RECORDS TO PROCESS:

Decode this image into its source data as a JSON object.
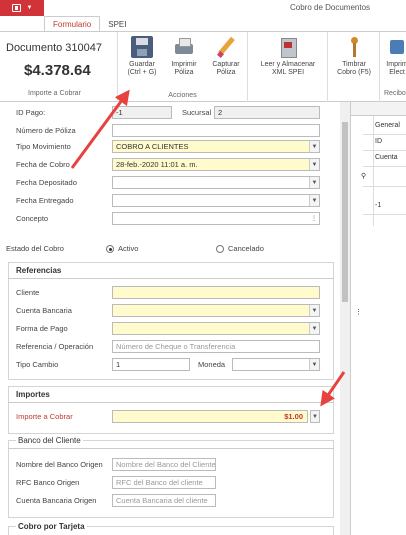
{
  "window": {
    "title": "Cobro de Documentos"
  },
  "tabs": [
    {
      "label": "Formulario",
      "active": true
    },
    {
      "label": "SPEI",
      "active": false
    }
  ],
  "document": {
    "title": "Documento 310047",
    "amount": "$4.378.64",
    "caption": "Importe a Cobrar"
  },
  "ribbon": {
    "actions_caption": "Acciones",
    "right_caption": "Recibo",
    "buttons": {
      "save": {
        "line1": "Guardar",
        "line2": "(Ctrl + G)",
        "icon": "save-icon"
      },
      "print": {
        "line1": "Imprimir",
        "line2": "Póliza",
        "icon": "printer-icon"
      },
      "capture": {
        "line1": "Capturar",
        "line2": "Póliza",
        "icon": "pencil-icon"
      },
      "xml": {
        "line1": "Leer y Almacenar",
        "line2": "XML SPEI",
        "icon": "xml-file-icon"
      },
      "stamp": {
        "line1": "Timbrar",
        "line2": "Cobro (F5)",
        "icon": "stamp-icon"
      },
      "elec": {
        "line1": "Imprim",
        "line2": "Elect",
        "icon": "electronic-print-icon"
      }
    }
  },
  "form": {
    "id_pago": {
      "label": "ID Pago:",
      "value": "-1"
    },
    "sucursal": {
      "label": "Sucursal",
      "value": "2"
    },
    "numero_poliza": {
      "label": "Número de Póliza",
      "value": ""
    },
    "tipo_movimiento": {
      "label": "Tipo Movimiento",
      "value": "COBRO A CLIENTES"
    },
    "fecha_cobro": {
      "label": "Fecha de Cobro",
      "value": "28-feb.-2020 11:01 a. m."
    },
    "fecha_depositado": {
      "label": "Fecha Depositado",
      "value": ""
    },
    "fecha_entregado": {
      "label": "Fecha Entregado",
      "value": ""
    },
    "concepto": {
      "label": "Concepto",
      "value": ""
    },
    "estado_cobro": {
      "label": "Estado del Cobro",
      "options": [
        {
          "label": "Activo",
          "selected": true
        },
        {
          "label": "Cancelado",
          "selected": false
        }
      ]
    },
    "referencias": {
      "title": "Referencias",
      "cliente": {
        "label": "Cliente",
        "value": ""
      },
      "cuenta_bancaria": {
        "label": "Cuenta Bancaria",
        "value": ""
      },
      "forma_pago": {
        "label": "Forma de Pago",
        "value": ""
      },
      "referencia_operacion": {
        "label": "Referencia / Operación",
        "placeholder": "Número de Cheque o Transferencia"
      },
      "tipo_cambio": {
        "label": "Tipo Cambio",
        "value": "1"
      },
      "moneda": {
        "label": "Moneda",
        "value": ""
      }
    },
    "importes": {
      "title": "Importes",
      "importe_cobrar": {
        "label": "Importe a Cobrar",
        "value": "$1.00"
      }
    },
    "banco_cliente": {
      "title": "Banco del Cliente",
      "nombre_banco": {
        "label": "Nombre del Banco Origen",
        "placeholder": "Nombre del Banco del Cliente"
      },
      "rfc_banco": {
        "label": "RFC Banco Origen",
        "placeholder": "RFC del Banco del cliente"
      },
      "cuenta_origen": {
        "label": "Cuenta Bancaria Origen",
        "placeholder": "Cuenta Bancaria del cliente"
      }
    },
    "tarjeta": {
      "title": "Cobro por Tarjeta"
    }
  },
  "right_panel": {
    "cells": [
      "General",
      "ID",
      "Cuenta",
      "-1"
    ]
  },
  "colors": {
    "accent_red": "#d13438",
    "arrow_red": "#e8423f",
    "field_yellow": "#fffbcc",
    "amount_red": "#c0392b"
  }
}
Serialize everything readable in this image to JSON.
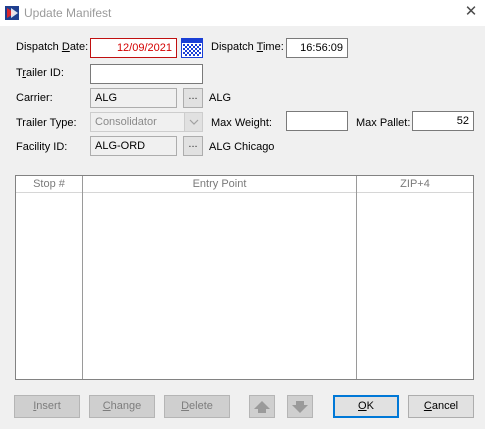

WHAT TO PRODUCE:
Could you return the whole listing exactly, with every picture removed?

SOLUTION FOR THIS TASK:
Decode this image into its source data as a JSON object.
{
  "window": {
    "title": "Cobro de Documentos"
  },
  "tabs": [
    {
      "label": "Formulario",
      "active": true
    },
    {
      "label": "SPEI",
      "active": false
    }
  ],
  "document": {
    "title": "Documento 310047",
    "amount": "$4.378.64",
    "caption": "Importe a Cobrar"
  },
  "ribbon": {
    "actions_caption": "Acciones",
    "right_caption": "Recibo",
    "buttons": {
      "save": {
        "line1": "Guardar",
        "line2": "(Ctrl + G)",
        "icon": "save-icon"
      },
      "print": {
        "line1": "Imprimir",
        "line2": "Póliza",
        "icon": "printer-icon"
      },
      "capture": {
        "line1": "Capturar",
        "line2": "Póliza",
        "icon": "pencil-icon"
      },
      "xml": {
        "line1": "Leer y Almacenar",
        "line2": "XML SPEI",
        "icon": "xml-file-icon"
      },
      "stamp": {
        "line1": "Timbrar",
        "line2": "Cobro (F5)",
        "icon": "stamp-icon"
      },
      "elec": {
        "line1": "Imprim",
        "line2": "Elect",
        "icon": "electronic-print-icon"
      }
    }
  },
  "form": {
    "id_pago": {
      "label": "ID Pago:",
      "value": "-1"
    },
    "sucursal": {
      "label": "Sucursal",
      "value": "2"
    },
    "numero_poliza": {
      "label": "Número de Póliza",
      "value": ""
    },
    "tipo_movimiento": {
      "label": "Tipo Movimiento",
      "value": "COBRO A CLIENTES"
    },
    "fecha_cobro": {
      "label": "Fecha de Cobro",
      "value": "28-feb.-2020 11:01 a. m."
    },
    "fecha_depositado": {
      "label": "Fecha Depositado",
      "value": ""
    },
    "fecha_entregado": {
      "label": "Fecha Entregado",
      "value": ""
    },
    "concepto": {
      "label": "Concepto",
      "value": ""
    },
    "estado_cobro": {
      "label": "Estado del Cobro",
      "options": [
        {
          "label": "Activo",
          "selected": true
        },
        {
          "label": "Cancelado",
          "selected": false
        }
      ]
    },
    "referencias": {
      "title": "Referencias",
      "cliente": {
        "label": "Cliente",
        "value": ""
      },
      "cuenta_bancaria": {
        "label": "Cuenta Bancaria",
        "value": ""
      },
      "forma_pago": {
        "label": "Forma de Pago",
        "value": ""
      },
      "referencia_operacion": {
        "label": "Referencia / Operación",
        "placeholder": "Número de Cheque o Transferencia"
      },
      "tipo_cambio": {
        "label": "Tipo Cambio",
        "value": "1"
      },
      "moneda": {
        "label": "Moneda",
        "value": ""
      }
    },
    "importes": {
      "title": "Importes",
      "importe_cobrar": {
        "label": "Importe a Cobrar",
        "value": "$1.00"
      }
    },
    "banco_cliente": {
      "title": "Banco del Cliente",
      "nombre_banco": {
        "label": "Nombre del Banco Origen",
        "placeholder": "Nombre del Banco del Cliente"
      },
      "rfc_banco": {
        "label": "RFC Banco Origen",
        "placeholder": "RFC del Banco del cliente"
      },
      "cuenta_origen": {
        "label": "Cuenta Bancaria Origen",
        "placeholder": "Cuenta Bancaria del cliente"
      }
    },
    "tarjeta": {
      "title": "Cobro por Tarjeta"
    }
  },
  "right_panel": {
    "cells": [
      "General",
      "ID",
      "Cuenta",
      "-1"
    ]
  },
  "colors": {
    "accent_red": "#d13438",
    "arrow_red": "#e8423f",
    "field_yellow": "#fffbcc",
    "amount_red": "#c0392b"
  }
}
Serialize everything readable in this image to JSON.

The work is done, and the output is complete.